As currently envisioned, the plan involves DirecTV and EchoStar creating a joint company, possibly acquiring key technology providers. So far the two satellite outfits are testing the process with New York-based WiNetworks Inc., an Intel partner whose patented technology is being tried out in Germany to create a Wi-Max residential Internet service. Motient Corp., a Lincolnshire (Ill.) business that handles the wireless data of UPS drivers and has holdings in companies that link satellites and land-based towers, is also a likely part of the venture, says UBS Investment Research (UBS ) analyst Aryeh B. Bourkoff.
Murdoch must throw his counterpunch fast, before the cable companies siphon off even more of his satellite customers. He's already late to the broadband party. By 2008 telcos and cable will provide high-speed access to nearly 71% of Americans, according to Bourkoff. And, increasingly, satellite is looking like an expensive alternative. Cable giant Comcast Corp. (CMSA ), for instance, says it won back 350,000 subscribers last year from satellite, thanks in part to its triple play for $99 a month to new subscribers. True, a similar package of EchoStar satellite service, voice, and data bundled by AT&T (T ) goes for about the same price. But that arrangement won't last forever as telcos begin offering their own TV programming via their phone wires. Says Comcast President Stephen B. Burke: "The competitive dynamics with satellite shifts quite dramatically with the triple play."

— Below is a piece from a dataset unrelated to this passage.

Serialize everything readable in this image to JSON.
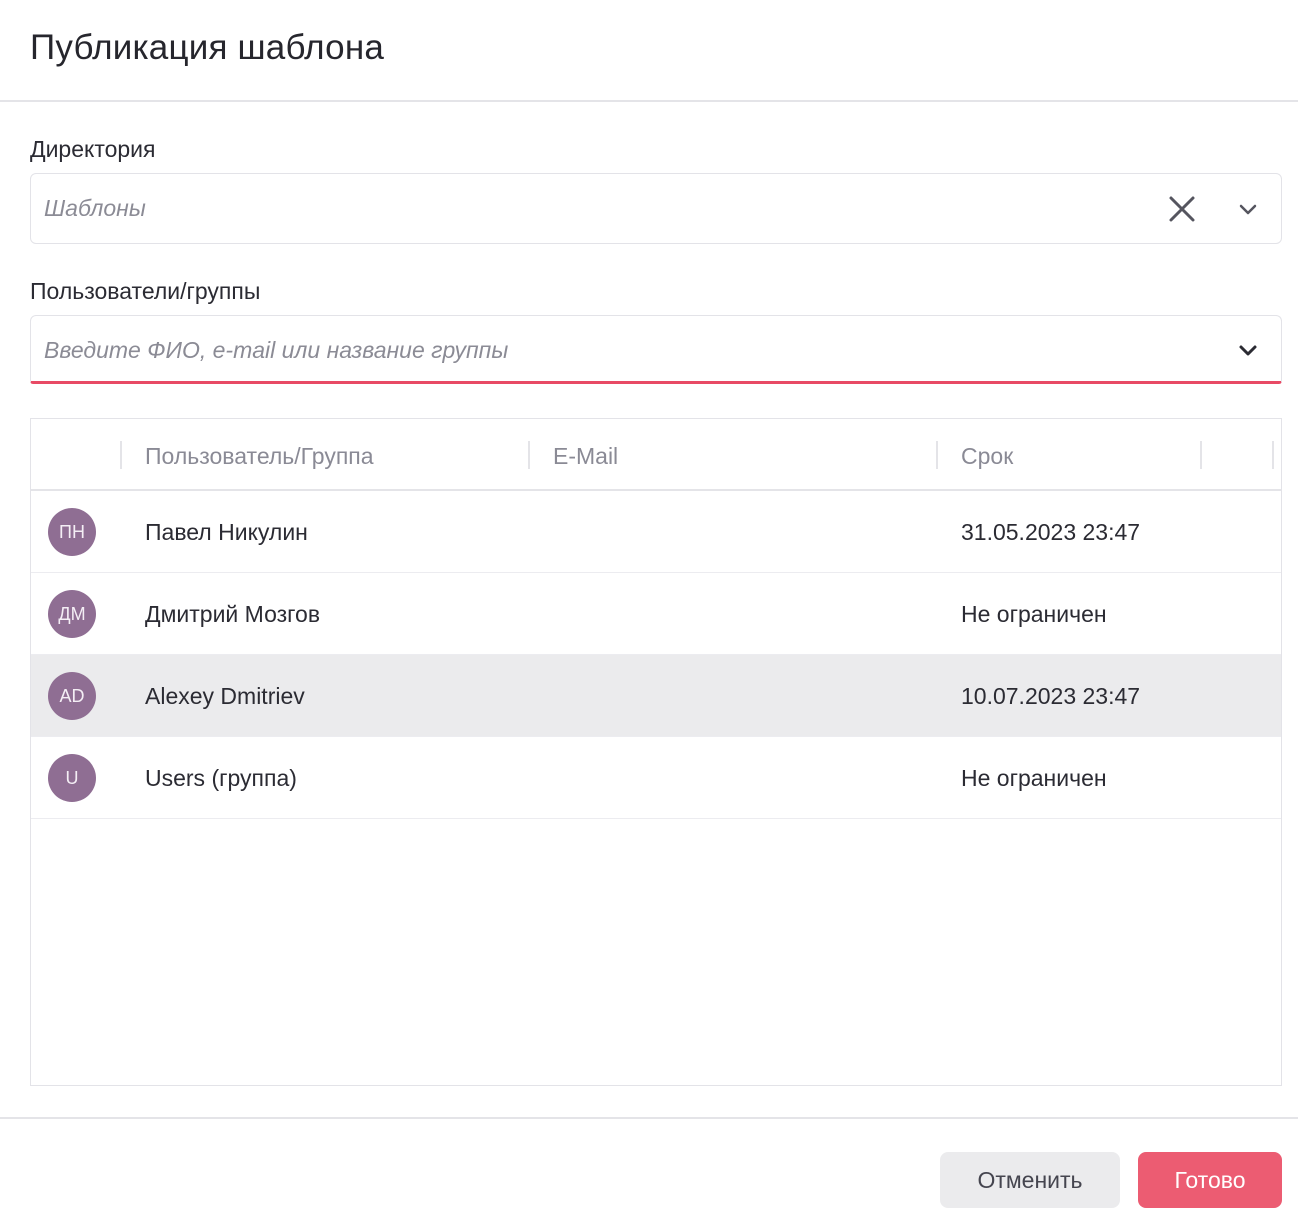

Little wonder that Murdoch and Ergen want to take control of their own futures. Neither is afraid to slash prices to win subscribers, and they may have to. "It's not like they have an option any longer," says Jimmy Schaeffler, president of digital consultant Carmel Group. "This isn't a game about crisp pictures any longer." No one knows that better than Murdoch
By Ronald Grover, with Cliff Edwards in San Mateo, Calif.